To disable the ability to store login IDs and passwords locally, your SQL database administrator must create a table called MSysConf in the SQL database. When a user connects to the SQL database, Microsoft Access looks for this table in the database and, if it finds it, queries the table. If the values in the table correctly specify that local storing of login IDs and passwords should be disabled, Microsoft Access does so, regardless of whether the Save Login ID And Password Locally check box is selected. If the table is not present or does not specify disabling of the feature, users can store login IDs and passwords locally.

The SQL database table MSysConf should have the following structure.

   Column name   Data type                                 Allows Null?
   Config        A data type that corresponds to a         No
                 2-byte integer

   chValue       VARCHAR(255)                              Yes

   nValue        A data type that corresponds to a
                 4-byte integer                            Yes

   Comment       VARCHAR(255)                              Yes

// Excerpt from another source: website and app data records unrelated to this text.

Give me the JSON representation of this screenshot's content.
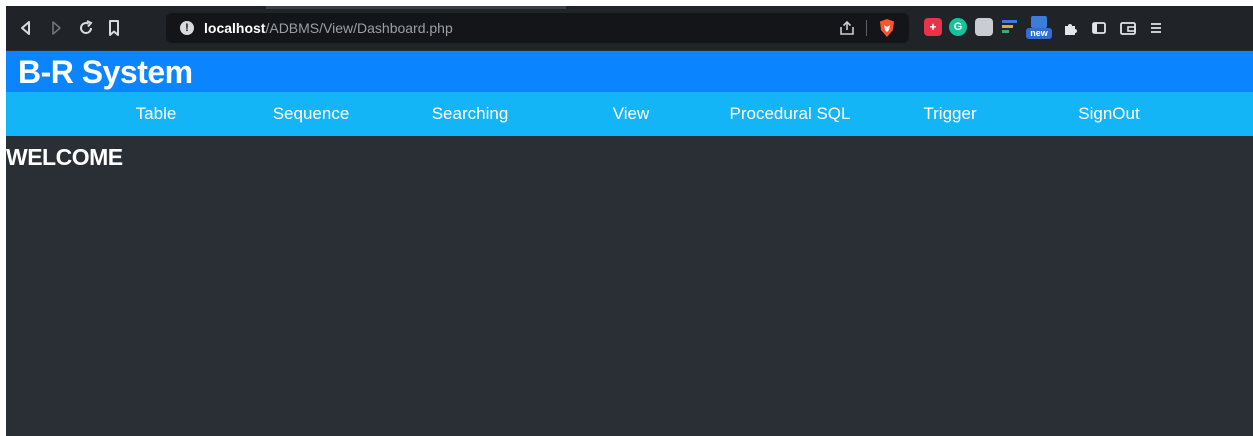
{
  "browser": {
    "url_host": "localhost",
    "url_path": "/ADBMS/View/Dashboard.php",
    "extension_badge": "new"
  },
  "header": {
    "brand": "B-R System"
  },
  "menu": {
    "items": [
      {
        "label": "Table"
      },
      {
        "label": "Sequence"
      },
      {
        "label": "Searching"
      },
      {
        "label": "View"
      },
      {
        "label": "Procedural SQL"
      },
      {
        "label": "Trigger"
      },
      {
        "label": "SignOut"
      }
    ]
  },
  "main": {
    "welcome": "WELCOME"
  },
  "colors": {
    "page_background": "#292f35",
    "brand_bar": "#0a85ff",
    "menu_bar": "#14b5f7",
    "toolbar": "#202327"
  },
  "icons": [
    "back-icon",
    "forward-icon",
    "reload-icon",
    "bookmark-icon",
    "info-icon",
    "share-icon",
    "brave-shield-icon",
    "extensions-icon",
    "sidebar-icon",
    "wallet-icon",
    "menu-icon"
  ]
}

If the data source you are working with is case-sensitive, use the table and column names exactly as shown. All users must have permission to use the SELECT statement on this table and only the system administrator can have permission to use the DELETE statement on this table.

In ORACLE, there are a few things that are different. For instance, the word "Comment" is reserved in ORACLE, so you will need to change it to "Comments." The other change relates to a difference in data types. Here is how the table would appear in an ORACLE database:

   CONFIG          NUM(4,0)         NOT NULL
   CHVALUE         VARCHAR(255)
   NVALUE          NUM(5,0)*
   COMMENTS        VARCHAR(255)

Nvalue can have a precision of up to Num(9,0).

To disable password and login ID storage, the table should have only one row as follows:

   Column name     Value    Explanation
   Config          101      This is the only valid value for Microsoft
                            Access version 1.1.

   chValue         NULL     This is reserved for future use.

   nValue          0 or 1   Use 0 to prevent the password and login ID
                            from being stored; use 1 to permit
                            password and login ID storage as in
                            version 1.0. The default is 1.

   Comment                  Allow storage of passwords and login IDs in
                            Microsoft Access.

Keywords: kbhowto kbusage KB101084